Problem description> How many lines in the records below contain the word "calendario"? Answer with the number only.

Data for processing>
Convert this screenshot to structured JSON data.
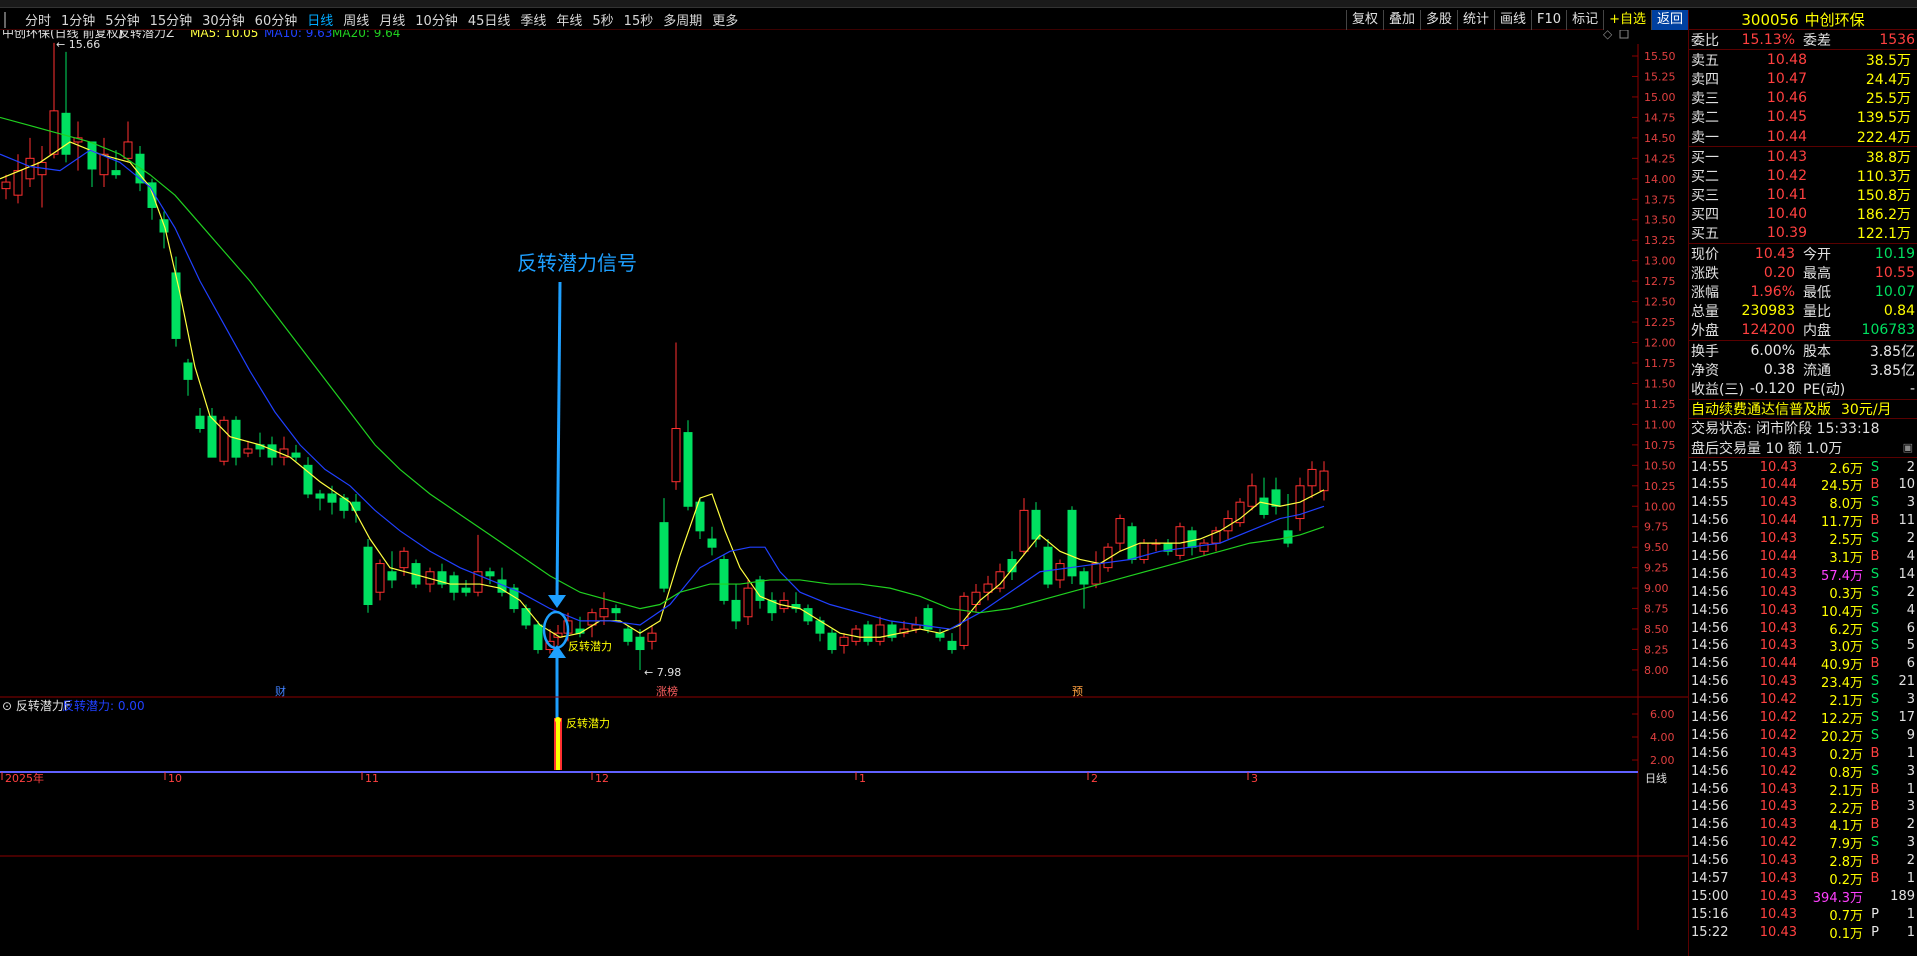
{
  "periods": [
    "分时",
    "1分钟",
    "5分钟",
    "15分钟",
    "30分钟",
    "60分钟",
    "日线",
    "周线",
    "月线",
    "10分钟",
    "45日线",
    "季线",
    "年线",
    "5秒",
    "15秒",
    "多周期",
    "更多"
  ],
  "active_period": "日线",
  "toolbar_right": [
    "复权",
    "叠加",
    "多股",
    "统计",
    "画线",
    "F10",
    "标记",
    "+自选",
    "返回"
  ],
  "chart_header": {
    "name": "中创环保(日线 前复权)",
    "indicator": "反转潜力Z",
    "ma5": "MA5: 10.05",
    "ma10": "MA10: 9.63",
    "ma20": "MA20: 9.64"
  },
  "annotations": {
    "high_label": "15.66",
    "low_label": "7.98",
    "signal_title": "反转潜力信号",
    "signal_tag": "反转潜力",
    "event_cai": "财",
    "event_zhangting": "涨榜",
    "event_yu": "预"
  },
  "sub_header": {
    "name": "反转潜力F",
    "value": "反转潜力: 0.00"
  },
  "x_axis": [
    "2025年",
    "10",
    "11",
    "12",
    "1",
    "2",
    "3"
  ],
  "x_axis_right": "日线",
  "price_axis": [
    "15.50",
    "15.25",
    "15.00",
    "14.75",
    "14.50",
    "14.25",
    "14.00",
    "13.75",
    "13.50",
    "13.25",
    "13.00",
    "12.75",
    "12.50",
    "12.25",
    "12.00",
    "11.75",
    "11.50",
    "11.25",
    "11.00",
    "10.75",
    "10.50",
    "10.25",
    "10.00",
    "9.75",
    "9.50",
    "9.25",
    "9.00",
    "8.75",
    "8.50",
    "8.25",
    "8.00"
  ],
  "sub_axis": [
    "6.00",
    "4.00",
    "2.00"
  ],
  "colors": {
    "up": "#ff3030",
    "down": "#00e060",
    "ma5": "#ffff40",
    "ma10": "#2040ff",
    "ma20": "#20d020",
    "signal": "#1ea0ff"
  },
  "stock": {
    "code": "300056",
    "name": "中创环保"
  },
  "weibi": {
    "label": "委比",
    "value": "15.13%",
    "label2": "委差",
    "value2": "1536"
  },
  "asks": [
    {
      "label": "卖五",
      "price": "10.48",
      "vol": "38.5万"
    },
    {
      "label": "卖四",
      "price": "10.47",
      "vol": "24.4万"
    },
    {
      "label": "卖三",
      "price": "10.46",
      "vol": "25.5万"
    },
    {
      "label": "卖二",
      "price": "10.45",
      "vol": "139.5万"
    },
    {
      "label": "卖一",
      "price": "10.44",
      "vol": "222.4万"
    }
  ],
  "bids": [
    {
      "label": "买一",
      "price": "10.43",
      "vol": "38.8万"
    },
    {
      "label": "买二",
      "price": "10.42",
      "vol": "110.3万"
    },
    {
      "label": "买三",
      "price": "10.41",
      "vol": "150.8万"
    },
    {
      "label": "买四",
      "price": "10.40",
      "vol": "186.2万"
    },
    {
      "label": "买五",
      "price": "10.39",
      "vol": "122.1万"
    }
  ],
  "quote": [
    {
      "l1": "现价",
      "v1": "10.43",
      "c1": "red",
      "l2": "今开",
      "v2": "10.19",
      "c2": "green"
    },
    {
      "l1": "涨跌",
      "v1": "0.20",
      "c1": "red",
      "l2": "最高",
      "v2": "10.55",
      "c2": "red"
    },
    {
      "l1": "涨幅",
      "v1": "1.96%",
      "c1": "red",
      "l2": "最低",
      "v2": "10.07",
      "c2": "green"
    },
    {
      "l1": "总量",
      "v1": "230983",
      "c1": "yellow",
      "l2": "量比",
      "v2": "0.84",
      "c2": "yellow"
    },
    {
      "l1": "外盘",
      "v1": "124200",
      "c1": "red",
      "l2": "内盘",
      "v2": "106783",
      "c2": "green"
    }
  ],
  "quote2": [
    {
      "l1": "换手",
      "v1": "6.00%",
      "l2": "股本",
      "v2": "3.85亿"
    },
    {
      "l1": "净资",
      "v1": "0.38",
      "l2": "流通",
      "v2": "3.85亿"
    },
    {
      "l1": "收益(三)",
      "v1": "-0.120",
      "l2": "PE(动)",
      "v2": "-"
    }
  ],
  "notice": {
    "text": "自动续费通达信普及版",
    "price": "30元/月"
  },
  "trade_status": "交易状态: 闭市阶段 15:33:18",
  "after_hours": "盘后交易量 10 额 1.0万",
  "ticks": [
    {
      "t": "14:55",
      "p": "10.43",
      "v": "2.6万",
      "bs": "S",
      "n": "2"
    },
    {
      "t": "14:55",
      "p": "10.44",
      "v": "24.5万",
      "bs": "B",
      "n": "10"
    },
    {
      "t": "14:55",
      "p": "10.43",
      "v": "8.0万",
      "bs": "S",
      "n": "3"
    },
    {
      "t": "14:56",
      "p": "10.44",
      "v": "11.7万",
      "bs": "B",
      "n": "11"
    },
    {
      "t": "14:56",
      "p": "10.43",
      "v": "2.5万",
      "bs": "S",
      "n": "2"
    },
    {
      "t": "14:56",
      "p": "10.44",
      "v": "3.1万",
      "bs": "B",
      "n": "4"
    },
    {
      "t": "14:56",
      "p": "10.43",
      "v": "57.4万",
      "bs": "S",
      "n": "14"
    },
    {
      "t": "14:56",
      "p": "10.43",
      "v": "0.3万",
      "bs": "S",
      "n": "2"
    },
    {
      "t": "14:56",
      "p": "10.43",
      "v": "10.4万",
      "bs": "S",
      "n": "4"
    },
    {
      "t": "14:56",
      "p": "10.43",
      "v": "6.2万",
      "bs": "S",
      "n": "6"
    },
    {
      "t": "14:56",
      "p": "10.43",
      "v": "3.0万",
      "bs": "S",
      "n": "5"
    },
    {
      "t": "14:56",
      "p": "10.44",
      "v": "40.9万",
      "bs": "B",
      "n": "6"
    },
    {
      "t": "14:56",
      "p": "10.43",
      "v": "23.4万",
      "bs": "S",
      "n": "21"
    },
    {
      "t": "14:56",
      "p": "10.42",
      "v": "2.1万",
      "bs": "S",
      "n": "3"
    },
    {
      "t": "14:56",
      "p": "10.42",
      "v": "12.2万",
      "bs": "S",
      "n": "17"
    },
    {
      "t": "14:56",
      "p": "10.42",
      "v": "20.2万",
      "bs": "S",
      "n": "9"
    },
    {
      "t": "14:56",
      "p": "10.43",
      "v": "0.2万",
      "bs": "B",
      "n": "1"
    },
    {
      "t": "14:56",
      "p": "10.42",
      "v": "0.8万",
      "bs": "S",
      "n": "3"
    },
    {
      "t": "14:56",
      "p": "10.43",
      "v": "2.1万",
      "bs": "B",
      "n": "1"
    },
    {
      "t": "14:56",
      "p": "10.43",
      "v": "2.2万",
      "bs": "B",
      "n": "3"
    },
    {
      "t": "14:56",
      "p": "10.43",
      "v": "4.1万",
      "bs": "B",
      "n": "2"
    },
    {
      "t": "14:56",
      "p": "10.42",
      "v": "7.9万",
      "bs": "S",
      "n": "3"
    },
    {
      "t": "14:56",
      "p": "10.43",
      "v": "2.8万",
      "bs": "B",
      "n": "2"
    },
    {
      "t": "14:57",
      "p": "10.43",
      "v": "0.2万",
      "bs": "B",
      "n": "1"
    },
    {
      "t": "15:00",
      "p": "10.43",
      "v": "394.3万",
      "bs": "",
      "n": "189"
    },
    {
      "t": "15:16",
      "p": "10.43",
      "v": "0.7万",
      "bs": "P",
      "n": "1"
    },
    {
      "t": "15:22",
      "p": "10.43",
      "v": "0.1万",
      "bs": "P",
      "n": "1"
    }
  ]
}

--

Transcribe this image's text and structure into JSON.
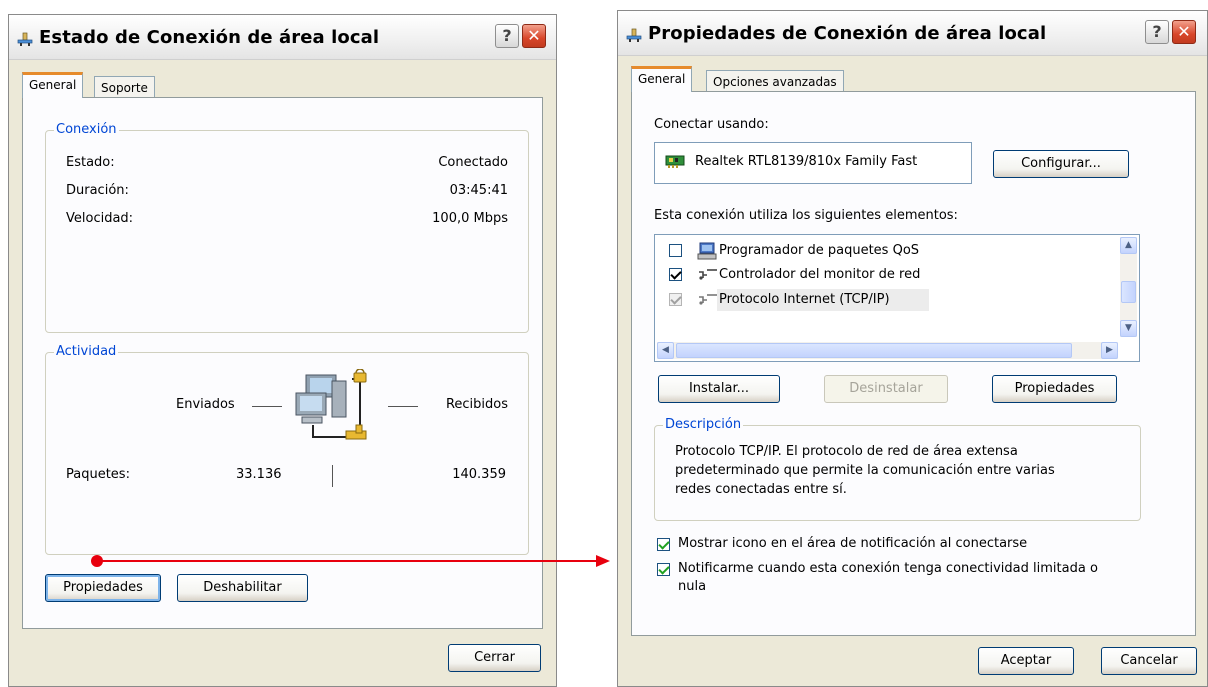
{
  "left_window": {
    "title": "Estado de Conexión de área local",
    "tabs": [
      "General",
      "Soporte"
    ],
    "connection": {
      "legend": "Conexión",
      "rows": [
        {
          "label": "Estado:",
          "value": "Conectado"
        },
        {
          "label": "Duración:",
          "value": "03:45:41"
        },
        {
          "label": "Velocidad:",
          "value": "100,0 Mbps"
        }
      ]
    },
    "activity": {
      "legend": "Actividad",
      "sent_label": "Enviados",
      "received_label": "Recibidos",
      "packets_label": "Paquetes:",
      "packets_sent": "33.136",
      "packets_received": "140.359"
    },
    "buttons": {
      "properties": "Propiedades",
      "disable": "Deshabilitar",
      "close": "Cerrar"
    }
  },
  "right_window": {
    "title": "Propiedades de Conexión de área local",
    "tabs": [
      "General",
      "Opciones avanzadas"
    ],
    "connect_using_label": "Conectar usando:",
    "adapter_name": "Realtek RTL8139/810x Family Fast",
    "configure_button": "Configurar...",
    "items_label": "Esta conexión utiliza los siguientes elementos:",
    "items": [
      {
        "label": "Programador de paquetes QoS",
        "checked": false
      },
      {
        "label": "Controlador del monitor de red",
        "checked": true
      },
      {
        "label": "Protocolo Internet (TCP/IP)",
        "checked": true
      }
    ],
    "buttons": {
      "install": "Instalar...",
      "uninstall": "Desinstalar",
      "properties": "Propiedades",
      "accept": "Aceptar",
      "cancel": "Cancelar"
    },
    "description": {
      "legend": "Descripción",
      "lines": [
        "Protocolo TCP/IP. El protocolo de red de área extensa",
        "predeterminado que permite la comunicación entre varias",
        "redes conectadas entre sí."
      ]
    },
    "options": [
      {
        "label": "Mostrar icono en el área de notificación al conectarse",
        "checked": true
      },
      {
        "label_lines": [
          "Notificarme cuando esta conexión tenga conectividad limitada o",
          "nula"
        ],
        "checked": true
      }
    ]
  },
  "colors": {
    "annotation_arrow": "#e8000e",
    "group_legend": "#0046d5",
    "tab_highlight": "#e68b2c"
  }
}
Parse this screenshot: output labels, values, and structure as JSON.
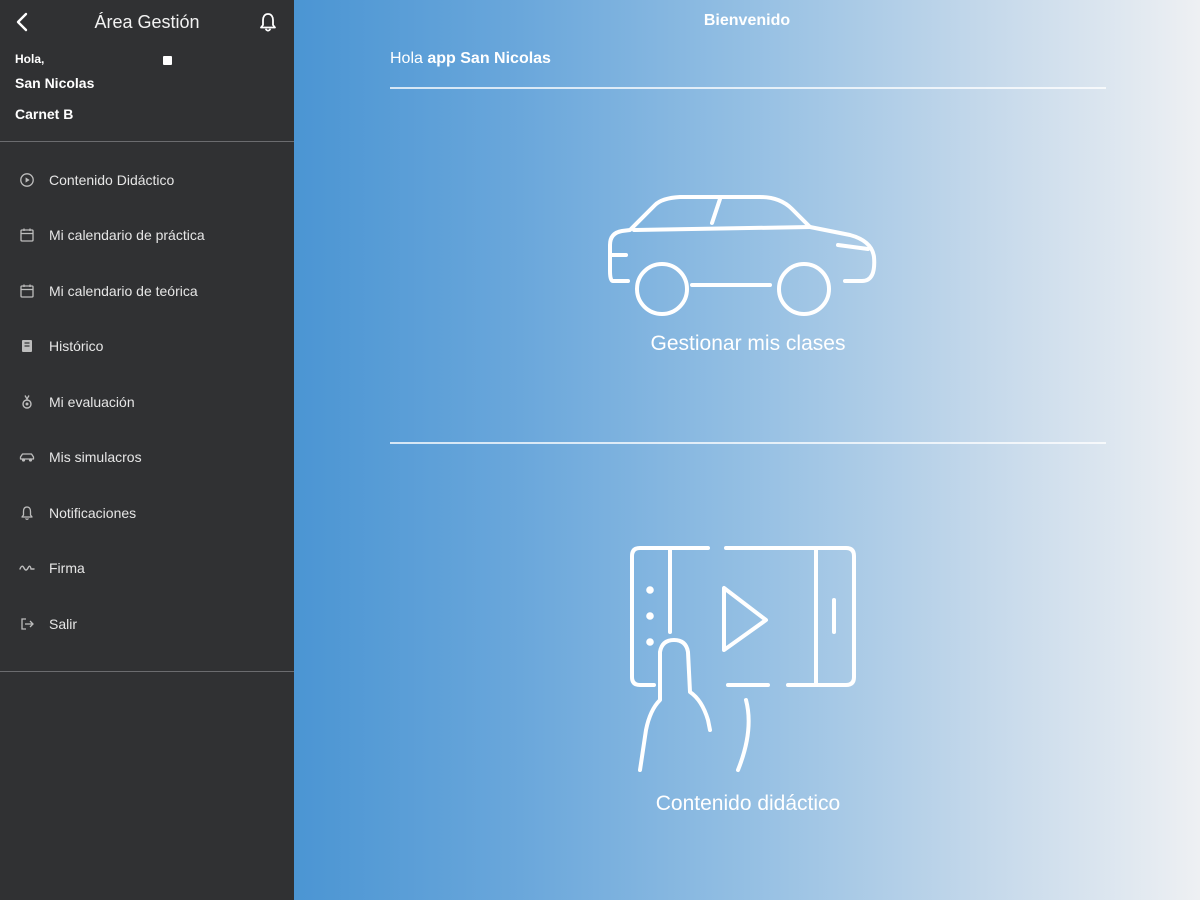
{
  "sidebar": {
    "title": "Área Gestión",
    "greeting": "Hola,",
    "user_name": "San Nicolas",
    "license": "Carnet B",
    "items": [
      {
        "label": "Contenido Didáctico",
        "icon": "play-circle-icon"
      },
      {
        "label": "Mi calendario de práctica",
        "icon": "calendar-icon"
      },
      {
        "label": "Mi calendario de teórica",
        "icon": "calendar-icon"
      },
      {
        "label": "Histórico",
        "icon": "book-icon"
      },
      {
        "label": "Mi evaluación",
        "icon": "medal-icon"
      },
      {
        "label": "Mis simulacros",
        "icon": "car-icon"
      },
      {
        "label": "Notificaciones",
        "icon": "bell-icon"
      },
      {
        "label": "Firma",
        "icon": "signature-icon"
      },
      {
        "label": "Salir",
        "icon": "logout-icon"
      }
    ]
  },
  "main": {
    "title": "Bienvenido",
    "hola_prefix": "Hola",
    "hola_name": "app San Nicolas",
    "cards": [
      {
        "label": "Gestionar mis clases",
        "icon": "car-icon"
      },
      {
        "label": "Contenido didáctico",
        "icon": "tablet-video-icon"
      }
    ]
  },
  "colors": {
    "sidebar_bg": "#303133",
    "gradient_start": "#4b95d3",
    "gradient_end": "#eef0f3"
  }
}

Exercise result> 2